▶ [WHAT YOU NEED TO DO]
Look through the data below for the string "Output", and copy every line where it turns up.

▶ [Data extracted from a collection]
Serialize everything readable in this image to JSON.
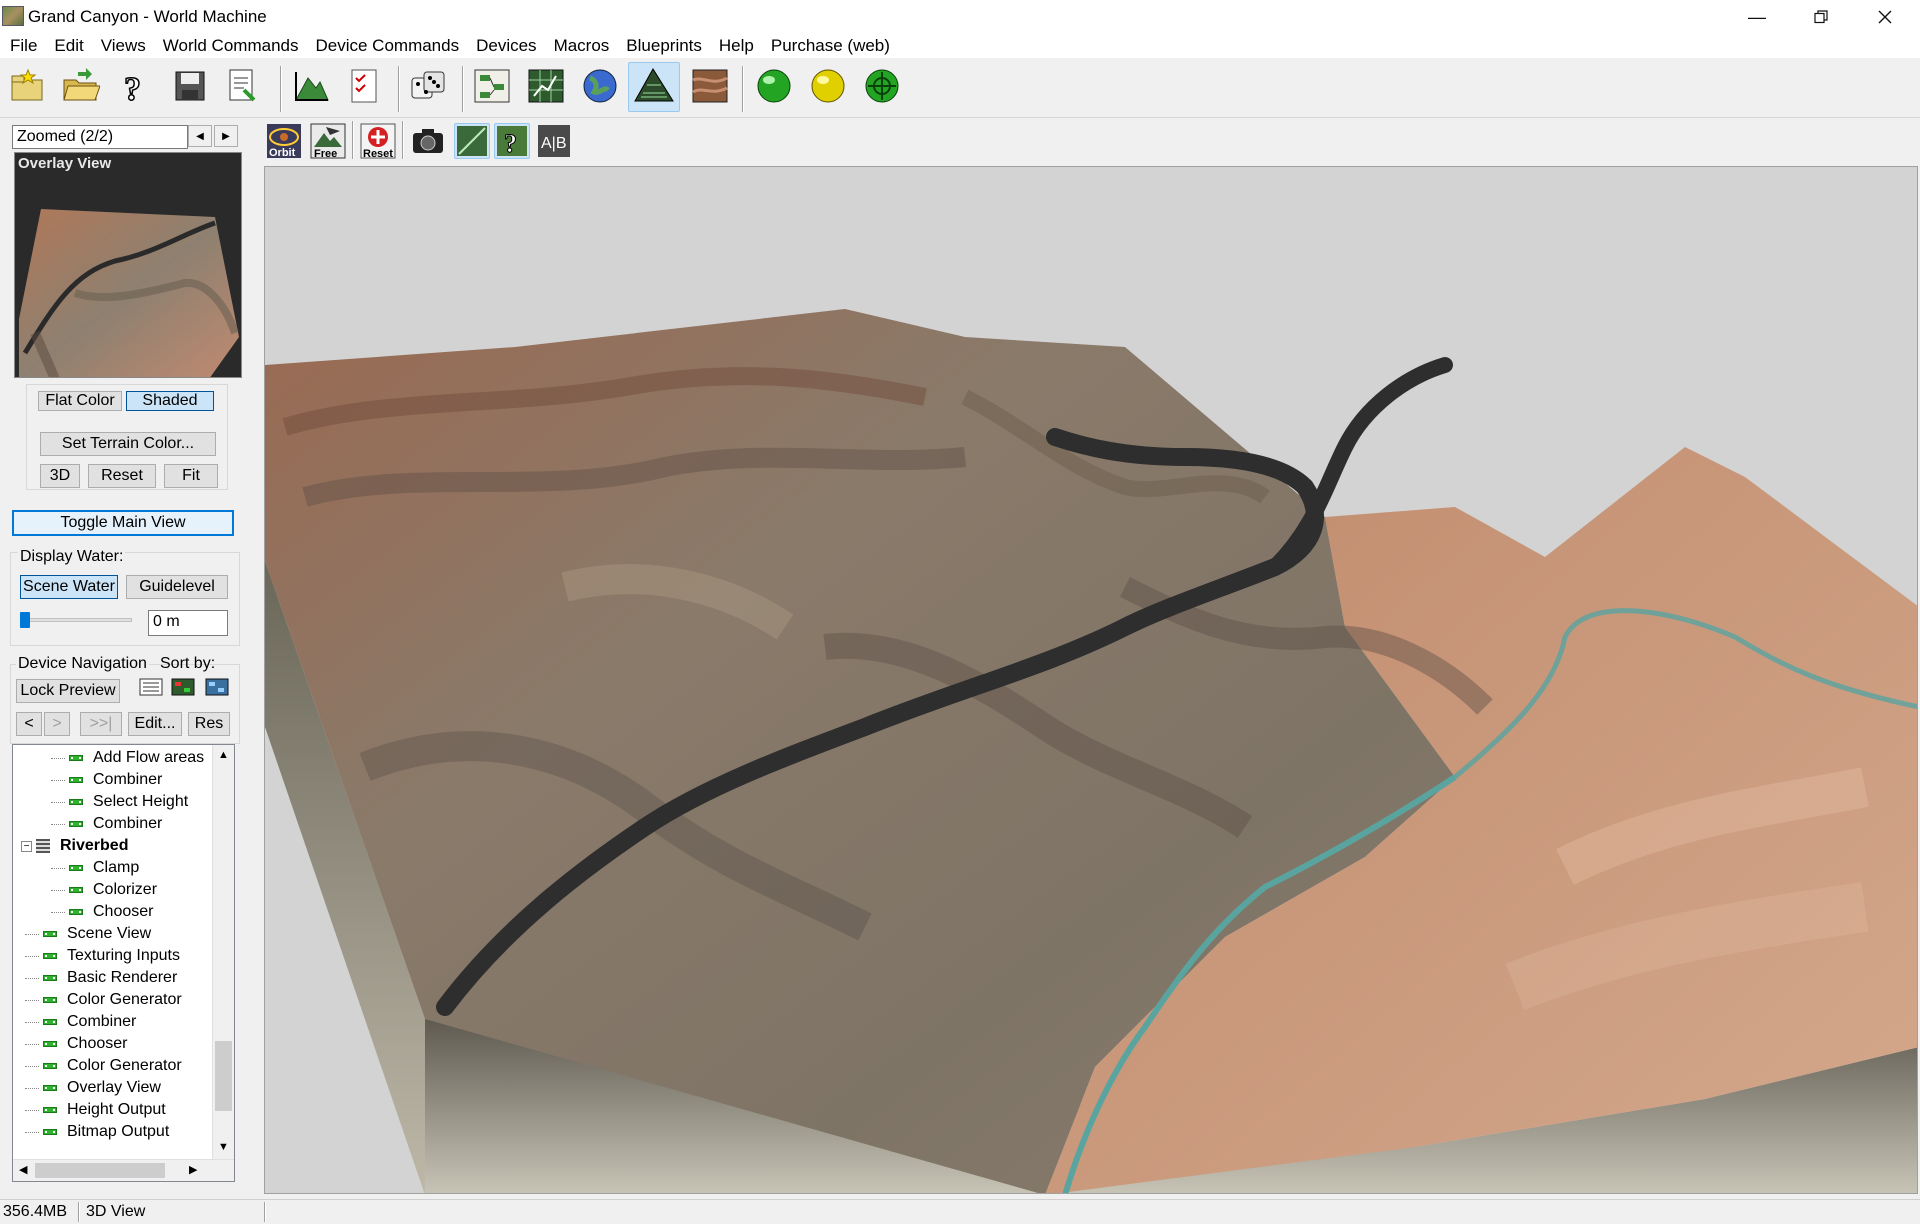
{
  "window": {
    "title": "Grand Canyon - World Machine"
  },
  "menu": [
    "File",
    "Edit",
    "Views",
    "World Commands",
    "Device Commands",
    "Devices",
    "Macros",
    "Blueprints",
    "Help",
    "Purchase (web)"
  ],
  "view_toolbar": {
    "orbit_label": "Orbit",
    "free_label": "Free",
    "reset_label": "Reset",
    "ab_label": "A|B"
  },
  "left_panel": {
    "view_selector": "Zoomed (2/2)",
    "overlay_title": "Overlay View",
    "flat_color": "Flat Color",
    "shaded": "Shaded",
    "set_terrain_color": "Set Terrain Color...",
    "btn_3d": "3D",
    "btn_reset": "Reset",
    "btn_fit": "Fit",
    "toggle_main_view": "Toggle Main View",
    "display_water": "Display Water:",
    "scene_water": "Scene Water",
    "guidelevel": "Guidelevel",
    "water_level": "0 m",
    "device_navigation": "Device Navigation",
    "sort_by": "Sort by:",
    "lock_preview": "Lock Preview",
    "nav_back": "<",
    "nav_fwd": ">",
    "nav_end": ">>|",
    "edit": "Edit...",
    "res": "Res"
  },
  "tree_items": [
    {
      "label": "Add Flow areas",
      "level": 2,
      "bold": false
    },
    {
      "label": "Combiner",
      "level": 2,
      "bold": false
    },
    {
      "label": "Select Height",
      "level": 2,
      "bold": false
    },
    {
      "label": "Combiner",
      "level": 2,
      "bold": false
    },
    {
      "label": "Riverbed",
      "level": 1,
      "bold": true
    },
    {
      "label": "Clamp",
      "level": 2,
      "bold": false
    },
    {
      "label": "Colorizer",
      "level": 2,
      "bold": false
    },
    {
      "label": "Chooser",
      "level": 2,
      "bold": false
    },
    {
      "label": "Scene View",
      "level": 1,
      "bold": false
    },
    {
      "label": "Texturing Inputs",
      "level": 1,
      "bold": false
    },
    {
      "label": "Basic Renderer",
      "level": 1,
      "bold": false
    },
    {
      "label": "Color Generator",
      "level": 1,
      "bold": false
    },
    {
      "label": "Combiner",
      "level": 1,
      "bold": false
    },
    {
      "label": "Chooser",
      "level": 1,
      "bold": false
    },
    {
      "label": "Color Generator",
      "level": 1,
      "bold": false
    },
    {
      "label": "Overlay View",
      "level": 1,
      "bold": false
    },
    {
      "label": "Height Output",
      "level": 1,
      "bold": false
    },
    {
      "label": "Bitmap Output",
      "level": 1,
      "bold": false
    }
  ],
  "status": {
    "memory": "356.4MB",
    "view": "3D View"
  },
  "icons": [
    "new-project-icon",
    "open-icon",
    "help-icon",
    "save-icon",
    "export-icon",
    "terrain-build-icon",
    "checklist-icon",
    "random-seed-icon",
    "layout-view-icon",
    "device-view-icon",
    "globe-icon",
    "3d-view-icon",
    "texture-view-icon",
    "build-green-icon",
    "build-yellow-icon",
    "build-target-icon"
  ]
}
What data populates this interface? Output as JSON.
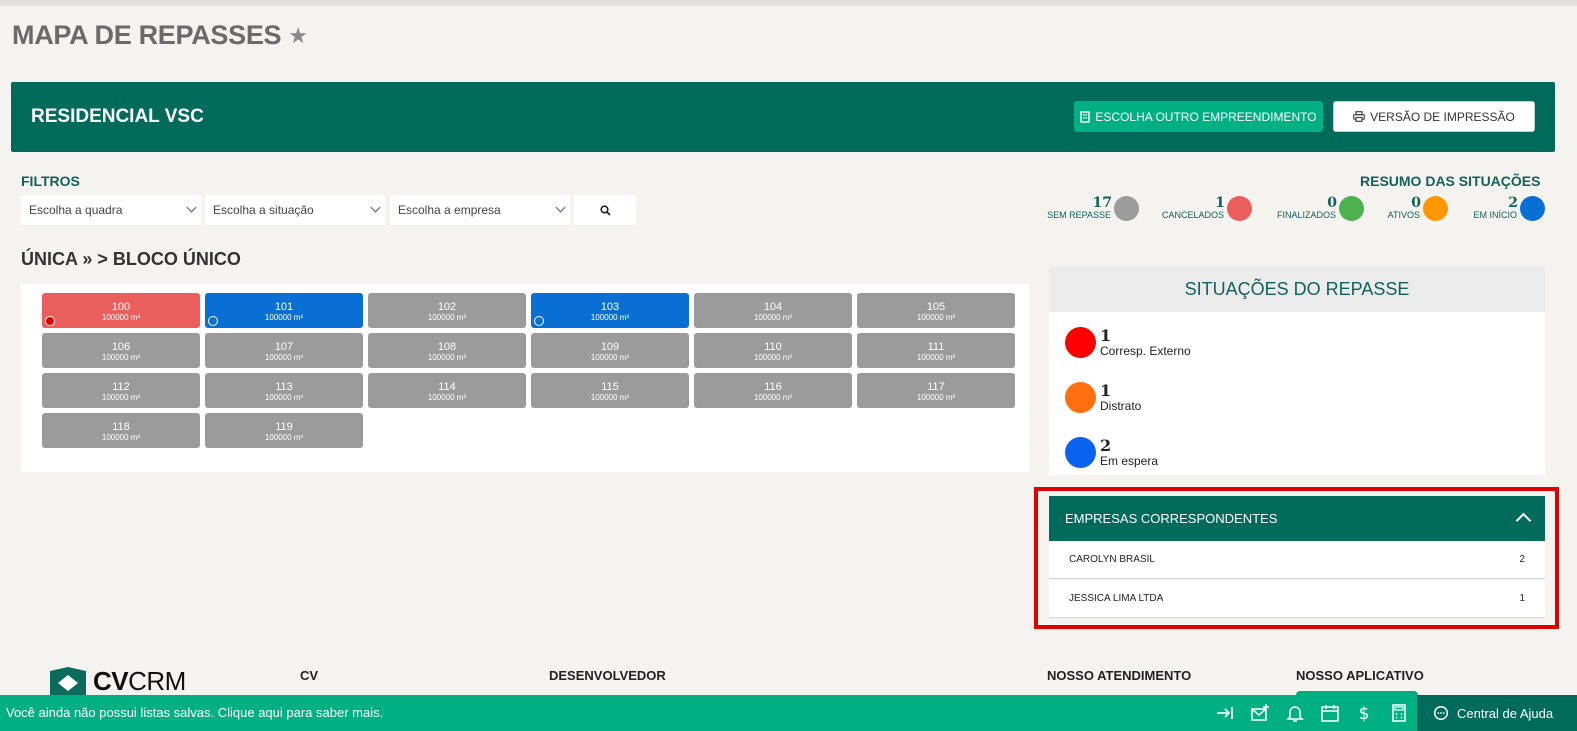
{
  "page": {
    "title": "MAPA DE REPASSES"
  },
  "banner": {
    "title": "RESIDENCIAL VSC",
    "choose_button": "ESCOLHA OUTRO EMPREENDIMENTO",
    "print_button": "VERSÃO DE IMPRESSÃO"
  },
  "filters": {
    "label": "FILTROS",
    "quadra": "Escolha a quadra",
    "situacao": "Escolha a situação",
    "empresa": "Escolha a empresa"
  },
  "resumo": {
    "label": "RESUMO DAS SITUAÇÕES",
    "items": [
      {
        "count": "17",
        "label": "SEM REPASSE",
        "color": "#9b9b9b"
      },
      {
        "count": "1",
        "label": "CANCELADOS",
        "color": "#eb5e5e"
      },
      {
        "count": "0",
        "label": "FINALIZADOS",
        "color": "#4caf50"
      },
      {
        "count": "0",
        "label": "ATIVOS",
        "color": "#ff9800"
      },
      {
        "count": "2",
        "label": "EM INÍCIO",
        "color": "#0a6fd4"
      }
    ]
  },
  "section": {
    "title": "ÚNICA » > BLOCO ÚNICO"
  },
  "units": [
    {
      "num": "100",
      "area": "100000 m²",
      "status": "red",
      "marker": "filled"
    },
    {
      "num": "101",
      "area": "100000 m²",
      "status": "blue",
      "marker": "ring"
    },
    {
      "num": "102",
      "area": "100000 m²",
      "status": "grey",
      "marker": ""
    },
    {
      "num": "103",
      "area": "100000 m²",
      "status": "blue",
      "marker": "ring"
    },
    {
      "num": "104",
      "area": "100000 m²",
      "status": "grey",
      "marker": ""
    },
    {
      "num": "105",
      "area": "100000 m²",
      "status": "grey",
      "marker": ""
    },
    {
      "num": "106",
      "area": "100000 m²",
      "status": "grey",
      "marker": ""
    },
    {
      "num": "107",
      "area": "100000 m²",
      "status": "grey",
      "marker": ""
    },
    {
      "num": "108",
      "area": "100000 m²",
      "status": "grey",
      "marker": ""
    },
    {
      "num": "109",
      "area": "100000 m²",
      "status": "grey",
      "marker": ""
    },
    {
      "num": "110",
      "area": "100000 m²",
      "status": "grey",
      "marker": ""
    },
    {
      "num": "111",
      "area": "100000 m²",
      "status": "grey",
      "marker": ""
    },
    {
      "num": "112",
      "area": "100000 m²",
      "status": "grey",
      "marker": ""
    },
    {
      "num": "113",
      "area": "100000 m²",
      "status": "grey",
      "marker": ""
    },
    {
      "num": "114",
      "area": "100000 m²",
      "status": "grey",
      "marker": ""
    },
    {
      "num": "115",
      "area": "100000 m²",
      "status": "grey",
      "marker": ""
    },
    {
      "num": "116",
      "area": "100000 m²",
      "status": "grey",
      "marker": ""
    },
    {
      "num": "117",
      "area": "100000 m²",
      "status": "grey",
      "marker": ""
    },
    {
      "num": "118",
      "area": "100000 m²",
      "status": "grey",
      "marker": ""
    },
    {
      "num": "119",
      "area": "100000 m²",
      "status": "grey",
      "marker": ""
    }
  ],
  "situacoes": {
    "title": "SITUAÇÕES DO REPASSE",
    "items": [
      {
        "count": "1",
        "label": "Corresp. Externo",
        "color": "#ff0000"
      },
      {
        "count": "1",
        "label": "Distrato",
        "color": "#ff6f0f"
      },
      {
        "count": "2",
        "label": "Em espera",
        "color": "#0a63f0"
      }
    ]
  },
  "empresas": {
    "title": "EMPRESAS CORRESPONDENTES",
    "rows": [
      {
        "name": "CAROLYN BRASIL",
        "count": "2"
      },
      {
        "name": "JESSICA LIMA LTDA",
        "count": "1"
      }
    ]
  },
  "footer": {
    "logo_bold": "CV",
    "logo_light": "CRM",
    "col1": "CV",
    "col2": "DESENVOLVEDOR",
    "col3": "NOSSO ATENDIMENTO",
    "col4": "NOSSO APLICATIVO"
  },
  "bottom_bar": {
    "message": "Você ainda não possui listas salvas. Clique aqui para saber mais.",
    "help": "Central de Ajuda"
  }
}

▶ [FINAL ANSWER]
      "label": "Height Output",
      "label": "Bitmap Output",
What data populates this interface? Output as JSON.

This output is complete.